Fund History

A history of the Lloyd's Superannuation Fund

The Lloyd’s Superannuation Fund, or the Lloyd’s Clerks’ Superannuation Fund as it was originally known, was established by the Committee of Lloyd’s in 1929 with the first members joining on 1 November 1929.

The objective of the Fund at that time was to provide pensions for its members at age 65, and was open to male Clerks in the employment of members, subscribers or associates at Lloyd’s. Membership was later extended to cover females and also those other than Clerks.

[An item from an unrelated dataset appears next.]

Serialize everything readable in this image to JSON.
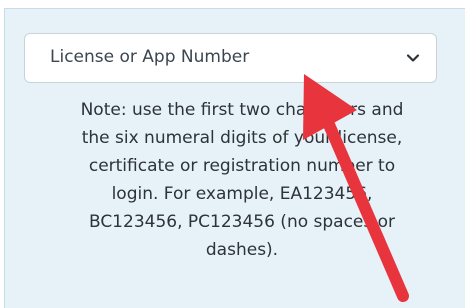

The original basis of pension provision was akin to deferred annuity policies and this continued as the main provision until the early 1970s, when a number of notionally segregated schemes were established under the umbrella of the Fund, with pension provision being on a defined benefit basis. More recently, in the late 1990s, defined contribution schemes were established.

The Fund was widely supported by the companies and associations working in the Lloyd’s market. In its heyday the Fund had over 50 different employers contributing to their own arrangements within the Fund. However, as Lloyd’s itself changed in the 1990s, so too did the choice of pension provision for many companies; away from occupational defined benefit schemes to contract, or insurance, based defined contribution. This has resulted in the Fund becoming a very mature scheme, heavily dependent upon a dwindling number of employers.

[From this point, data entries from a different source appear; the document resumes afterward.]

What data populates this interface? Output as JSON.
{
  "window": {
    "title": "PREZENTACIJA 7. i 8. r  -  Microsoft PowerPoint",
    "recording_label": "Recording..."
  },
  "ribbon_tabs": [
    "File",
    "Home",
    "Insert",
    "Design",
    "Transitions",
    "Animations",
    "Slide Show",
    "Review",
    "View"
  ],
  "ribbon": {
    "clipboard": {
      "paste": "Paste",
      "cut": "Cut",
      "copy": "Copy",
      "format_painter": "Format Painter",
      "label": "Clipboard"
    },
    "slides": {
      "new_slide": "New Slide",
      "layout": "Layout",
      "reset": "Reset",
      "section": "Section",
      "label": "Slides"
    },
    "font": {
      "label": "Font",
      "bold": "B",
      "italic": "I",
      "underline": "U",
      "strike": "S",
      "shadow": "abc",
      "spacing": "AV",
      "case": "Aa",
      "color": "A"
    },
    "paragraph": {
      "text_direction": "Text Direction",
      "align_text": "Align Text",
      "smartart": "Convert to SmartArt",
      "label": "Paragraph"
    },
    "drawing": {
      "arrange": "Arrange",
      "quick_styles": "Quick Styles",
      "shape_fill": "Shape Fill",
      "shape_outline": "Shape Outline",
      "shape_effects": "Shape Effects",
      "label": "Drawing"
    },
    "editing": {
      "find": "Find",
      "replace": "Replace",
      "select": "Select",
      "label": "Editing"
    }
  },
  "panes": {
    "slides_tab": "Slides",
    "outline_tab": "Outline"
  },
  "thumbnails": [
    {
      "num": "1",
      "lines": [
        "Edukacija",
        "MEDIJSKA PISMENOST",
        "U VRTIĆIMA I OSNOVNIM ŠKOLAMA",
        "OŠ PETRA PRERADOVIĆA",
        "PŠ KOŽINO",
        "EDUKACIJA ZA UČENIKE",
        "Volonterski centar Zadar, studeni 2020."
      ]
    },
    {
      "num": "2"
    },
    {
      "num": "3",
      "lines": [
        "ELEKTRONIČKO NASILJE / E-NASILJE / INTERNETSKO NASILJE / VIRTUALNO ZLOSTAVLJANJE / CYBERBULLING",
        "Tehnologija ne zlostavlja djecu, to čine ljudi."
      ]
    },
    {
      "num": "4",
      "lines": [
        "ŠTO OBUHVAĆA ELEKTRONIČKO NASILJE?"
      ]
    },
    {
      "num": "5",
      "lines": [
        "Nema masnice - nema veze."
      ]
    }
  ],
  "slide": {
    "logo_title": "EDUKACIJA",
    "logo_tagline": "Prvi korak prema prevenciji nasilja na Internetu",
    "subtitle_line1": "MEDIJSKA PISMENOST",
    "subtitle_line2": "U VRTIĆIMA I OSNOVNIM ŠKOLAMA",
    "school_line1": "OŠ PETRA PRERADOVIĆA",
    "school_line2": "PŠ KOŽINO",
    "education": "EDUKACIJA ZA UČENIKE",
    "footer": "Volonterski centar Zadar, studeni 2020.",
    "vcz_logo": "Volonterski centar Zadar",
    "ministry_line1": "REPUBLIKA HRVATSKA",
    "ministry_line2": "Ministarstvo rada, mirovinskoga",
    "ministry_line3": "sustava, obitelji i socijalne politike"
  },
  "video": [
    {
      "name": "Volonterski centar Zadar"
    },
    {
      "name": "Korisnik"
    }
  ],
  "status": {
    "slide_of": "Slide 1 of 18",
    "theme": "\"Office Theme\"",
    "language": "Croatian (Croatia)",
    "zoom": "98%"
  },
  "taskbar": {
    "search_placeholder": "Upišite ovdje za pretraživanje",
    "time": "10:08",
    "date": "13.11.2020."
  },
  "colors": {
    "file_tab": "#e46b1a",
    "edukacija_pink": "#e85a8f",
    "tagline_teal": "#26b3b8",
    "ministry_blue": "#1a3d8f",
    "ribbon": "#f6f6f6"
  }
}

However, the role of underwriters at Lloyd's is still the same today as it was in 1929; that is to evaluate, define and price insurance and reinsurance risks including where appropriate the rejection of such risks. Similarly, the Fund continues to provide pensions services to Lloyd's underwriters, and to work closely with its members as part of the Lloyd's group.

The management of the Fund is overseen by LSF Pensions Management Ltd, the Fund’s corporate trustee, whose directors are drawn from not only the participating employers but also the members themselves, plus two independent directors who have extensive experience as pension trustees. The Trustee is supported by a Pensions Manager and a small team of experienced administrators, and receives professional advice from actuaries, investment consultants, legal advisers and investment managers.